■ **WHAT THIS TASK INVOLVES**
Write out the listing below in its entirety, minus the pictures, without changing a word.

■ **INPUT FOR THIS TASK**
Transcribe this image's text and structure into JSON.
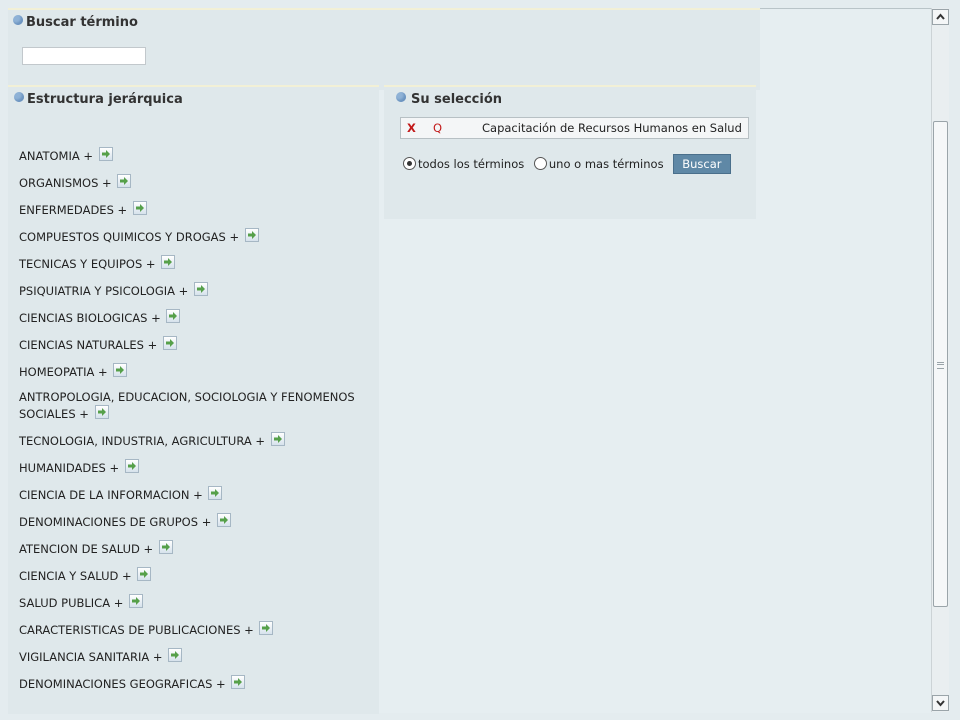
{
  "search": {
    "title": "Buscar término",
    "input_value": "",
    "input_placeholder": ""
  },
  "tree": {
    "title": "Estructura jerárquica",
    "items": [
      {
        "label": "ANATOMIA +"
      },
      {
        "label": "ORGANISMOS +"
      },
      {
        "label": "ENFERMEDADES +"
      },
      {
        "label": "COMPUESTOS QUIMICOS Y DROGAS +"
      },
      {
        "label": "TECNICAS Y EQUIPOS +"
      },
      {
        "label": "PSIQUIATRIA Y PSICOLOGIA +"
      },
      {
        "label": "CIENCIAS BIOLOGICAS +"
      },
      {
        "label": "CIENCIAS NATURALES +"
      },
      {
        "label": "HOMEOPATIA +"
      },
      {
        "label": "ANTROPOLOGIA, EDUCACION, SOCIOLOGIA Y FENOMENOS SOCIALES +"
      },
      {
        "label": "TECNOLOGIA, INDUSTRIA, AGRICULTURA +"
      },
      {
        "label": "HUMANIDADES +"
      },
      {
        "label": "CIENCIA DE LA INFORMACION +"
      },
      {
        "label": "DENOMINACIONES DE GRUPOS +"
      },
      {
        "label": "ATENCION DE SALUD +"
      },
      {
        "label": "CIENCIA Y SALUD +"
      },
      {
        "label": "SALUD PUBLICA +"
      },
      {
        "label": "CARACTERISTICAS DE PUBLICACIONES +"
      },
      {
        "label": "VIGILANCIA SANITARIA +"
      },
      {
        "label": "DENOMINACIONES GEOGRAFICAS +"
      }
    ],
    "icon": "add-arrow-icon"
  },
  "selection": {
    "title": "Su selección",
    "remove_label": "X",
    "query_label": "Q",
    "term": "Capacitación de Recursos Humanos en Salud",
    "option_all": "todos los términos",
    "option_any": "uno o mas términos",
    "selected_option": "todos los términos",
    "search_button": "Buscar"
  },
  "colors": {
    "accent": "#5f88a6",
    "remove": "#c21a1a",
    "panel_bg": "#dfe8eb"
  }
}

■ **THE COMPLETED TASK**
Transcribe this image's text and structure into JSON.
{
  "search": {
    "title": "Buscar término",
    "input_value": "",
    "input_placeholder": ""
  },
  "tree": {
    "title": "Estructura jerárquica",
    "items": [
      {
        "label": "ANATOMIA +"
      },
      {
        "label": "ORGANISMOS +"
      },
      {
        "label": "ENFERMEDADES +"
      },
      {
        "label": "COMPUESTOS QUIMICOS Y DROGAS +"
      },
      {
        "label": "TECNICAS Y EQUIPOS +"
      },
      {
        "label": "PSIQUIATRIA Y PSICOLOGIA +"
      },
      {
        "label": "CIENCIAS BIOLOGICAS +"
      },
      {
        "label": "CIENCIAS NATURALES +"
      },
      {
        "label": "HOMEOPATIA +"
      },
      {
        "label": "ANTROPOLOGIA, EDUCACION, SOCIOLOGIA Y FENOMENOS SOCIALES +"
      },
      {
        "label": "TECNOLOGIA, INDUSTRIA, AGRICULTURA +"
      },
      {
        "label": "HUMANIDADES +"
      },
      {
        "label": "CIENCIA DE LA INFORMACION +"
      },
      {
        "label": "DENOMINACIONES DE GRUPOS +"
      },
      {
        "label": "ATENCION DE SALUD +"
      },
      {
        "label": "CIENCIA Y SALUD +"
      },
      {
        "label": "SALUD PUBLICA +"
      },
      {
        "label": "CARACTERISTICAS DE PUBLICACIONES +"
      },
      {
        "label": "VIGILANCIA SANITARIA +"
      },
      {
        "label": "DENOMINACIONES GEOGRAFICAS +"
      }
    ],
    "icon": "add-arrow-icon"
  },
  "selection": {
    "title": "Su selección",
    "remove_label": "X",
    "query_label": "Q",
    "term": "Capacitación de Recursos Humanos en Salud",
    "option_all": "todos los términos",
    "option_any": "uno o mas términos",
    "selected_option": "todos los términos",
    "search_button": "Buscar"
  },
  "colors": {
    "accent": "#5f88a6",
    "remove": "#c21a1a",
    "panel_bg": "#dfe8eb"
  }
}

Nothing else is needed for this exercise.